“This adversely affects pupils in my constituency of Sheffield, Brightside and Hillsborough who are significantly more likely to receive free school meals.

“So when will the minister decide to ditch this empty rhetoric and step up to the plate to resolve the fundamental underlying issues?”

Schools minister Nick Gibb claimed that the Government “totally understand[s]” the “challenges” that young people have faced during the coronavirus pandemic and called on Ms Furniss to “look back at the Labour record we inherited in 2010”.

He told MPs: “Up until the pandemic we had closed the attainment gap between disadvantaged children and their peers by 13 per cent in primary school and by 9 per cent in secondary schools.”

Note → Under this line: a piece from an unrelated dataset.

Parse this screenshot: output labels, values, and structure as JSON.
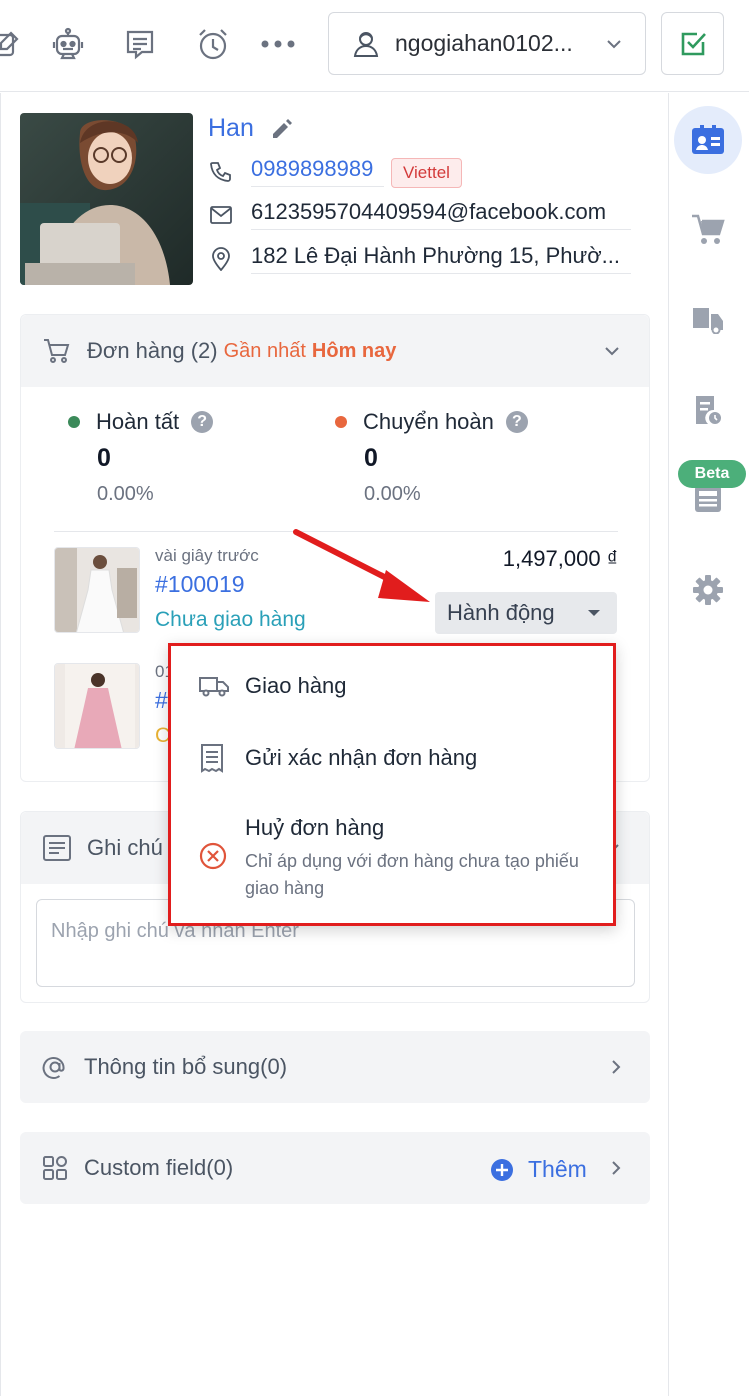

Mr Gibb went on: “We do accept the challenges faced by young people during the pandemic and that’s why we’re committed to £3 billion of catch up funding.

“We’re introducing a tuition revolution with 100 million hours of small group tuition for young people because we as a Government will do everything we can to ensure that children can catch up from any lost education they’ve suffered during the pandemic.”

Following last month’s GCSE results - decided by teacher assessment after exams were cancelled for the second year in a row as a result of the pandemic - Ofqual figures showed that 61.2% of GCSE entries from private schools in England achieved a grade 7 or above this year, compared to 28.1% of state academies, a gap of 33.1 percentage points.

Analysis also found that 68.4% of GCSE entries from grammar schools in England were awarded a grade 7 or above this year, compared with 26.1% in secondary comprehensives.

Education Secretary Gavin Williamson also took to the Despatch Box during Monday’s Education Questions to outline some of the measures in schools to try and reduce the spread of coronavirus as pupils head back to the classroom.

Mr Williamson told the Commons: “We remain committed to reducing disruption to children and young people’s education [...] Schools are maintaining proportionate protective measures such as testing, ventilation and extra hygiene to keep pupils and staff safe.

“On-site testing will be offered as students return, followed by regular at home testing.”

He also said that the need for children to do Covid testing at home will be reviewed at the end of this month, explaining: “We will be reviewing the need for children to be doing home testing at the end of September, if there isn’t a requirement to do that we will be looking at removing that, but it is important that we continue to keep these matters under review.”